Filling out the Free Application for Federal Student Aid (FAFSA) for the first time can be daunting, especially for students completing it on their own. The application is designed to collect information to define the need for the student, to paint a consistent picture of the student, the family, and their full financial capacity.
Your dependency status isn’t about whether you live with your parents; dependency is based on your response to certain questions on the FAFSA. Importantly, the answers provided on the application determine your situation: dependent versus independent. Some examples of questions that prove your dependency are whether or not you have children, if you are married or separated, if you have served in the military, and your age.
As a dependent, you must report your family’s information as well as your own in the application. But what happens if you are independent? How do you fill out the FAFSA – in particular, the questions about parents?
How to Fill Out the FAFSA as an Independent
If you have answered yes to one or more of the questions in the dependency status questionnaire portion of the FAFSA, the federal government will classify you as an independent. The independent label doesn’t necessarily mean you can leave the section on parent information blank. Some schools may require the information anyway.
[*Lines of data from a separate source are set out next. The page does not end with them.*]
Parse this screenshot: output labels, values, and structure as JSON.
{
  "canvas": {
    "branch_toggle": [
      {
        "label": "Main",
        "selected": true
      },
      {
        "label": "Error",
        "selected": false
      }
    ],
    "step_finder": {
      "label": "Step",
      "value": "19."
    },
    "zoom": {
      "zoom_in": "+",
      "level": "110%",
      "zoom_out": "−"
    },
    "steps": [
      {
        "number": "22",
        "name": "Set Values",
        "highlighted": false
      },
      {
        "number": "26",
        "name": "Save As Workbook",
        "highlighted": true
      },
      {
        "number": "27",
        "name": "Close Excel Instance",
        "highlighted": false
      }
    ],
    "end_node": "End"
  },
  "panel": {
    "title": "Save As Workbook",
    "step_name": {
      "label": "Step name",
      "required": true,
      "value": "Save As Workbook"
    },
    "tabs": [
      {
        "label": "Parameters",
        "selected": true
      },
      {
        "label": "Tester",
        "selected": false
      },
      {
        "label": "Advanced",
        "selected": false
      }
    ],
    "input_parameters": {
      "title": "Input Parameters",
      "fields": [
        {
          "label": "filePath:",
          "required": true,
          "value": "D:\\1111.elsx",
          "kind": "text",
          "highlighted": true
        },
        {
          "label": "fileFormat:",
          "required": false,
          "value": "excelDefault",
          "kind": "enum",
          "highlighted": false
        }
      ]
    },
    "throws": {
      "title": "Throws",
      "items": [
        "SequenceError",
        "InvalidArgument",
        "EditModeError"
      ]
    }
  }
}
The federal government recommends filling out the FAFSA with as much information as possible, including the information on parents. Contact your school in advance to determine what their specific preferences are, because some schools will require additional proof of independence before providing student aid.
For students with no contact or no information on their parents, they should fill out the application with as much data as possible, and then contact the financial aid office of your school immediately after submission. The federal government also has information available for those students with special circumstances.
How Does Independent Status Affect Federal Student Aid?
Because dependent students are assumed to receive some assistance from their family, there are some benefits to being an independent. For example, the maximum limit for financial aid is $4,000 higher ($9,500 versus $5,500) for an independent undergrad student for the first year than for a dependent student. The increased limit covers undergraduates, graduates, and all other levels of education.
There might also be increased eligibility for students who are assumed to have little to no support from their families to pursue their education. There are finally income tax benefits for students with independent status; they can claim back a portion of their education expenses on their tax return.